Data from the Nasdaq Sustainable Bond Network is also available through ESG Data Hub. Nasdaq launched the Sustainable Bond Network in 2019 to increase transparency for green, social and sustainability bonds. Issuers can voluntarily publish data on their relevant bonds in a standardised framework making it easier for investors to find information in one place and compare bonds against each other.
McKeone said: “Priorities are ensuring that we continue to add new, exciting content to the ESG Data Hub and increasing customers and coverage for the Nasdaq Sustainable Bond Network, and potentially adding new bond type coverage as the sector grows.”
In 2020 Nasdaq also introduced the ESG Footprint to give banks and asset managers the ability to help their clients automatically track the ESG impact of their portfolios against a range of ESG metrics.
At the beginning Nasdaq was selling the ESG footprint to the retail sector and Nordea was the first bank to provide the service to its clients. However McKeone said the product has met increasing demand from asset managers.
“Fund managers want to report on how their product fares against the SDGs, whether they are flagged for positive or controversial topics or if there are news stories that are affecting the ESG view of that company,” he added.
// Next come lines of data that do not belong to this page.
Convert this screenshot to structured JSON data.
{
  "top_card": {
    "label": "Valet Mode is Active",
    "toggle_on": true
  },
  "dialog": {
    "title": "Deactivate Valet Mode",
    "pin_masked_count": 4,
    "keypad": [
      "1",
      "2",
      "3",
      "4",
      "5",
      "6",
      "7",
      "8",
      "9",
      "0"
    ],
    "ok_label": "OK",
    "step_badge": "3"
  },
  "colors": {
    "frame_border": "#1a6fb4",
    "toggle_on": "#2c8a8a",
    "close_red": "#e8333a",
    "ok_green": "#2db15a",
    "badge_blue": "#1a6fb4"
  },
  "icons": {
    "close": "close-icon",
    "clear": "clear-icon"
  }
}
The Nasdaq ESG footprint was created in partnership with Matter, a sustainability analysis and reporting provider.
At the end of 2020 Nasdaq Ventures made a strategic investment in Matter, which allows users to benchmark portfolios on impact metrics, controversial and beneficial flags, and Natural Language Processing driven news media sentiment. The platform covers the sustainability performance of more than 14,000 globally listed companies across more than 60 sustainability categories including carbon footprint, board diversity and companies flagged for human rights issues.
Niels Fibæk-Jensen, chief executive of Matter, said in a statement: “Together with Nasdaq, we can enable a better understanding of the impact of capital by delivering sustainability insights in a transparent and intuitive way, and thereby help investors make capital work for a more sustainable future.”
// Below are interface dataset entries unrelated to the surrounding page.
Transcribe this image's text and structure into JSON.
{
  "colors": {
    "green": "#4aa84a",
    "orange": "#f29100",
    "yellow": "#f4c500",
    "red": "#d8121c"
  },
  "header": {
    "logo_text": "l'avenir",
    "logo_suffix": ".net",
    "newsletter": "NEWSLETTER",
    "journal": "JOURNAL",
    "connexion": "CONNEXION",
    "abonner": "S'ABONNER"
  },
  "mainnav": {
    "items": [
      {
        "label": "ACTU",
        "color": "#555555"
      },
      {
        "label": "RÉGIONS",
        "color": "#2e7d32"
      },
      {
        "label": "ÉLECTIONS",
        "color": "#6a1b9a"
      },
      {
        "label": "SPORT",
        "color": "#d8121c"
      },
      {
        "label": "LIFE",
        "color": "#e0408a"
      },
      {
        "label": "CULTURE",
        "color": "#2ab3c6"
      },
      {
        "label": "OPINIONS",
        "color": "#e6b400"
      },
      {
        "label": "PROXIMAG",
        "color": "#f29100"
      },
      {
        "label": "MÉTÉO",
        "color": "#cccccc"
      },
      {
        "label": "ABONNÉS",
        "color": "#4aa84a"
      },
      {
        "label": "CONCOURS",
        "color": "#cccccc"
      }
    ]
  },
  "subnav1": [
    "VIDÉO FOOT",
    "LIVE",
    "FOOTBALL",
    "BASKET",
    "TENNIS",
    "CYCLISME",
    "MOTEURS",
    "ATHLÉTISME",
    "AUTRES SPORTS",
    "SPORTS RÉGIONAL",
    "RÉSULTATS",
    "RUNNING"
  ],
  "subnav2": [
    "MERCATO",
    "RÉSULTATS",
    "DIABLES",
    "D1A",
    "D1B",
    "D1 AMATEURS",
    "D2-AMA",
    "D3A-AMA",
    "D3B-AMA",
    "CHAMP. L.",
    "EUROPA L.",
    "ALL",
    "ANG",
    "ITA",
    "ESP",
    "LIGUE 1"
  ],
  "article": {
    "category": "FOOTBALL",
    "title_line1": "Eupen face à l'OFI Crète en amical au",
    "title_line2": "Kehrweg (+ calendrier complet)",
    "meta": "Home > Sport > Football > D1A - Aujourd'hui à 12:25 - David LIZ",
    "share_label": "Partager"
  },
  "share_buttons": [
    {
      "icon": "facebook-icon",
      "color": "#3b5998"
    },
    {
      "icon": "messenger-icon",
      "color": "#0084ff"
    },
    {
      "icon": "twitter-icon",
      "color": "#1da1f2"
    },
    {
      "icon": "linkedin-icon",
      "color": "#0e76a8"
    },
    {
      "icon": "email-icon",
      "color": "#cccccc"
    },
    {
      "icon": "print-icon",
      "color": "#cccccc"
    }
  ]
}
In June this year Nasdaq announced its acquisition of a majority stake in Puro.earth, the first marketplace to offer industrial carbon removal instruments that are verifiable and tradable through an open, online platform. Carbon removal is a process in which carbon dioxide is physically captured from the atmosphere and stabilized into a durable storage and is expected to play a critical role in keeping global warming below 1.5C degrees.
The platform already provides carbon removal services to some of the world’s leading corporations, including Microsoft and SEB, the North European financial services group. Fortum, a European energy company, will remain a minority owner and partner in the venture.
Bjørn Sibbern, president of European markets at Nasdaq, said in a statement: “The addition of Puro.earth to our growing suite of innovative ESG products and services extends our strategy into an increasingly important area for our 4,000+ corporate clients worldwide. We look forward to working together with the Puro.earth and Fortum teams to create a global, transparent and authenticated market for carbon removal.”
Nasdaq will work with Puro.earth to further strengthen the governance around new methodologies by establishing an external advisory committee with representation from the industry, academia, buyside and suppliers.
Puro.earth will remain an independent company and brand following the investment.